New York sucks you in, in ways both good and bad. One of the stereotypical things that has happened to my family is that we never seem to be around or available. There are several reasons for this, some self-imposed, but the bottom line is that when we are actually able to be in the city on a weekend day, we try to make the most of it.
Father’s Day provided this opportunity for us for the first time in weeks. The weather originally called for rain, but it turned out to be a beautiful day. After a diner breakfast in the Bronx, we decided to visit the newly reopened High Bridge, which overlooks the Harlem River and connects the Bronx and the Washington Heights section of Manhattan.
There are inscriptions about the history of the High Bridge all along the walkway, but the gist of its background is:
- 1848: The High Bridge opens to bring water from the Croton River in Westchester to Manhattan.
- 1864: The bridge’s walkway opens, which drew tourists, visitors and the opening of amenities in the area.
- 1970s: The public is barred from accessing the High Bridge, due to less use of the waterfront.
- 2012: After prompting by local citizen groups such as the High Bridge Coalition, the High Bridge began being rehabilitated.
- 2015: The High Bridge reopens to the public in June.
Today’s High Bridge has a wide walkway, and on the residential Bronx side has a little area with chess tables, and on the Manhattan side has parkland and the High Bridge Water Tower. Where the walkway ends in Washington Heights, there are basketball courts and further up on the street, a larger recreation area that includes pools.
There are talks of organizing a more concerted effort to clean up some of the untamed parts of the park and decrease homelessness, crime and alcohol and drug use. There’s also talk of building a bike lane.
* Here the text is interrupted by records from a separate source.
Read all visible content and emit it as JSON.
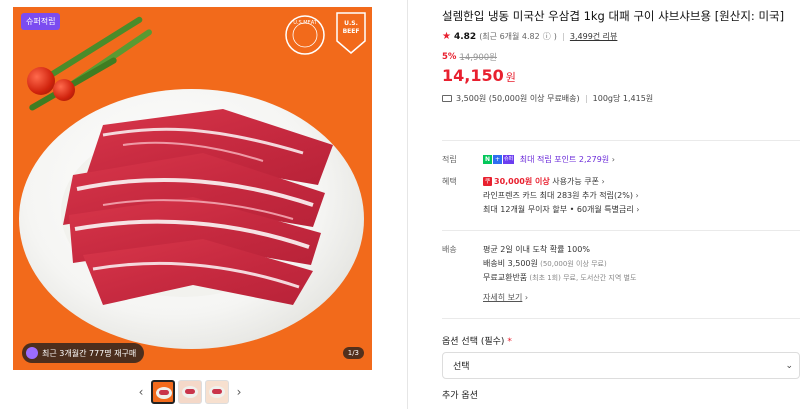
{
  "gallery": {
    "badge_top": "슈퍼적립",
    "logo_circle_text": "U.S.MEAT",
    "logo_shield_text": "U.S. BEEF",
    "badge_bottom": "최근 3개월간 777명 재구매",
    "counter": "1/3",
    "thumbnails_count": 3,
    "prev_icon": "chevron-left-icon",
    "next_icon": "chevron-right-icon"
  },
  "product": {
    "title": "설렘한입 냉동 미국산 우삼겹 1kg 대패 구이 샤브샤브용 [원산지: 미국]",
    "rating_score": "4.82",
    "rating_recent": "(최근 6개월 4.82",
    "rating_info_icon": "ⓘ",
    "rating_recent_close": ")",
    "reviews_link": "3,499건 리뷰",
    "discount": "5%",
    "original_price": "14,900원",
    "price": "14,150",
    "price_unit": "원",
    "shipping": "3,500원 (50,000원 이상 무료배송)",
    "unit_price": "100g당 1,415원"
  },
  "points": {
    "label": "적립",
    "badge_n": "N",
    "badge_plus": "+",
    "badge_m": "슈퍼",
    "text": "최대 적립 포인트 2,279원"
  },
  "benefits": {
    "label": "혜택",
    "coupon_icon": "쿠",
    "coupon_amount": "30,000원 이상",
    "coupon_text": " 사용가능 쿠폰",
    "card": "라인프렌즈 카드 최대 283원 추가 적립(2%)",
    "installment": "최대 12개월 무이자 할부 • 60개월 특별금리"
  },
  "delivery": {
    "label": "배송",
    "line1": "평균 2일 이내 도착 확률 100%",
    "line2_main": "배송비 3,500원",
    "line2_note": " (50,000원 이상 무료)",
    "line3_main": "무료교환반품",
    "line3_note": " (최초 1회) 무료, 도서산간 지역 별도",
    "more_link": "자세히 보기"
  },
  "options": {
    "label": "옵션 선택 (필수)",
    "required_mark": "*",
    "select_value": "선택",
    "add_label": "추가 옵션"
  },
  "colors": {
    "accent_red": "#e8202f",
    "gallery_bg": "#f26a1b",
    "points_purple": "#6b2bd9"
  }
}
Whatever happens in the future, the High Bridge is a unique piece of infrastructure that accomplishes one thing New York does best: mixing the old with the new.